Your typical 20-something Reddit/4chan user is a veritable expert in finance, history, syllogistic reasoning/rhetoric, theoretical physics, political science, sociology, and economics. Compare that to many generations ago when a typical 20-something was mostly well-versed in the latest happenings in sports and entertainment and not much else, and typically didn’t hold strong opinions about much of anything outside of the purview of popular culture and possibly some politics, and such opinions when they seldom were expressed tended to be blunt and unsophisticated. Fifty years ago, to be an exert in economics or finance meant you had to study it college; nowadays, it seems everyone is an expert. These smart people, many of whom more fit the ideological mold of a pragmatist or utilitarian than a welfare liberal, can carry on an intelligent discussion about efficient markets, the merits of free markets, or the workings of the US economy – all without having studied it in college. You have a story on Reddit about a dart-throwing chimp beating fund mangers, and in the comments everyone is suddenly an expert in finance – but not faking it – but citing real jargon, studies, and statistics. Then you have the unending online debate between millennials about Automation, Jobs, Wealth Inequality, Basic Income, and Post-Scarcity.

Personal finance is how the smartest generation, in rebuking the collectivism of liberalism, prepares for an economic future where the social safety-net may be non-existent. As the economy becomes more competitive, you have to take matters, including finance, into your own hands and not rely on others, and many millennials know this. This is also why STEM is so important to millennials because finance, which has math, pays well, and plays an integral role in the economy, could be considered STEM. Older generations still want to ‘rock out’, their minds stuck in the 60′s and 70′s; millennials want to read physics, code, and make money. This is why, despite being on the ‘right’, I have faith the in millennials because, as I explain above, they have this congenitally ingrained ‘savvy’ to all issues pertaining to finance and economics that is less prevalent in older generations. Millennials understand that personal finance isn’t a choice or merely a hobby – but a necessity, even a way of life.
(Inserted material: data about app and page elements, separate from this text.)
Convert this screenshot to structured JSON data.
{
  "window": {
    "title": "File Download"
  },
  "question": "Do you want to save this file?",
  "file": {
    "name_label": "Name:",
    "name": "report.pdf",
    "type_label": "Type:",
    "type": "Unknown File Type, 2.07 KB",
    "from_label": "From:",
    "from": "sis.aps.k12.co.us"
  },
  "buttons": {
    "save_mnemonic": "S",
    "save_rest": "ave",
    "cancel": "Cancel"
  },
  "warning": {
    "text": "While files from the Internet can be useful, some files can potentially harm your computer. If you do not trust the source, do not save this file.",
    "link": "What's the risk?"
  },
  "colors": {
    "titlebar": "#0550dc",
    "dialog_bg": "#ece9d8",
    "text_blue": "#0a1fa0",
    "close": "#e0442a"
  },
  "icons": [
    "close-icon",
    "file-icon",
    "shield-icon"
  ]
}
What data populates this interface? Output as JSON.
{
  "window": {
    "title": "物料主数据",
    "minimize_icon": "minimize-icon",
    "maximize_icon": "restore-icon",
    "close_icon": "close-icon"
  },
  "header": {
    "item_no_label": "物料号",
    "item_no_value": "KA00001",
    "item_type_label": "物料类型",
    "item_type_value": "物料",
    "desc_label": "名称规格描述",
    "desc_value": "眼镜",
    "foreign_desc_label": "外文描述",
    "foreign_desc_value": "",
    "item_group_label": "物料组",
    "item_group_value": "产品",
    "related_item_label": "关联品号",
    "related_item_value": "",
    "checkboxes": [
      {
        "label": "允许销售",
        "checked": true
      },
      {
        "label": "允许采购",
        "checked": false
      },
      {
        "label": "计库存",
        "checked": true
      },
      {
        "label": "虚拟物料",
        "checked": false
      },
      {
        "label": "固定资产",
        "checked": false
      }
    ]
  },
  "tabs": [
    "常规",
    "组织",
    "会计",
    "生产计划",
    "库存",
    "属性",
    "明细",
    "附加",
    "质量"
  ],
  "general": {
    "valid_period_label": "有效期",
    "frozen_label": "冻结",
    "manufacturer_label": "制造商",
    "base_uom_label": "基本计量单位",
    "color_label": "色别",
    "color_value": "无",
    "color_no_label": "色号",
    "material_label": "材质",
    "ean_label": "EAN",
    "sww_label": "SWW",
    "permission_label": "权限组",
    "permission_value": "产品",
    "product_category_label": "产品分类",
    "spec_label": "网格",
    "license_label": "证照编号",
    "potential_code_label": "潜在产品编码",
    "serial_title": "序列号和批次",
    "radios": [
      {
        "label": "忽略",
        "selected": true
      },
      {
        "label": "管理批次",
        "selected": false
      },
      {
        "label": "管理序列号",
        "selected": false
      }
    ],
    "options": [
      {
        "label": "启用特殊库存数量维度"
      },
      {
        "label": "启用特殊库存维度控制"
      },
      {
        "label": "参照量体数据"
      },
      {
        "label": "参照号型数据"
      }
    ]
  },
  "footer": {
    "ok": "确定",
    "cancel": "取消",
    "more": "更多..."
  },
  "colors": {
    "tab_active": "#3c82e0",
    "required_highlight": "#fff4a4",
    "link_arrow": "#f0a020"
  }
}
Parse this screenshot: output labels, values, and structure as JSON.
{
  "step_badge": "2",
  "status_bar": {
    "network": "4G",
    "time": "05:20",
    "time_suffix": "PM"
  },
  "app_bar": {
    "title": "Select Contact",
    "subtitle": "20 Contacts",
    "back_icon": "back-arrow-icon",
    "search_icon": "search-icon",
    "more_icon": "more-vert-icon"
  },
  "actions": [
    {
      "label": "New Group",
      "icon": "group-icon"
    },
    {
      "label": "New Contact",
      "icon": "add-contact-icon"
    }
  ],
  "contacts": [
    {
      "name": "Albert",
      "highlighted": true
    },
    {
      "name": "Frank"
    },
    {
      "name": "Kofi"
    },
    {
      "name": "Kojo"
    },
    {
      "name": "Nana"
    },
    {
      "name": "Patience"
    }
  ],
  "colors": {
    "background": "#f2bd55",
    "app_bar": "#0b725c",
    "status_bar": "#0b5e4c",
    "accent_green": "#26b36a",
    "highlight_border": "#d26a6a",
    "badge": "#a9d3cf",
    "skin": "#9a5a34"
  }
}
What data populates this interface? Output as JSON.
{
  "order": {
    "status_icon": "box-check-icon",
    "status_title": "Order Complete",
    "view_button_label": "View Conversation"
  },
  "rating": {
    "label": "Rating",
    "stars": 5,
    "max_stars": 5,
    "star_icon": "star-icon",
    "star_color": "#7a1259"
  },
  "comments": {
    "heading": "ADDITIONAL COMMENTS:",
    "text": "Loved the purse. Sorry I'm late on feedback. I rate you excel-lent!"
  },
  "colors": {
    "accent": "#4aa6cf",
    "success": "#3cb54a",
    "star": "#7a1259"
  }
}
Related: We’re All Becoming Economists, Scientists, and Objectivists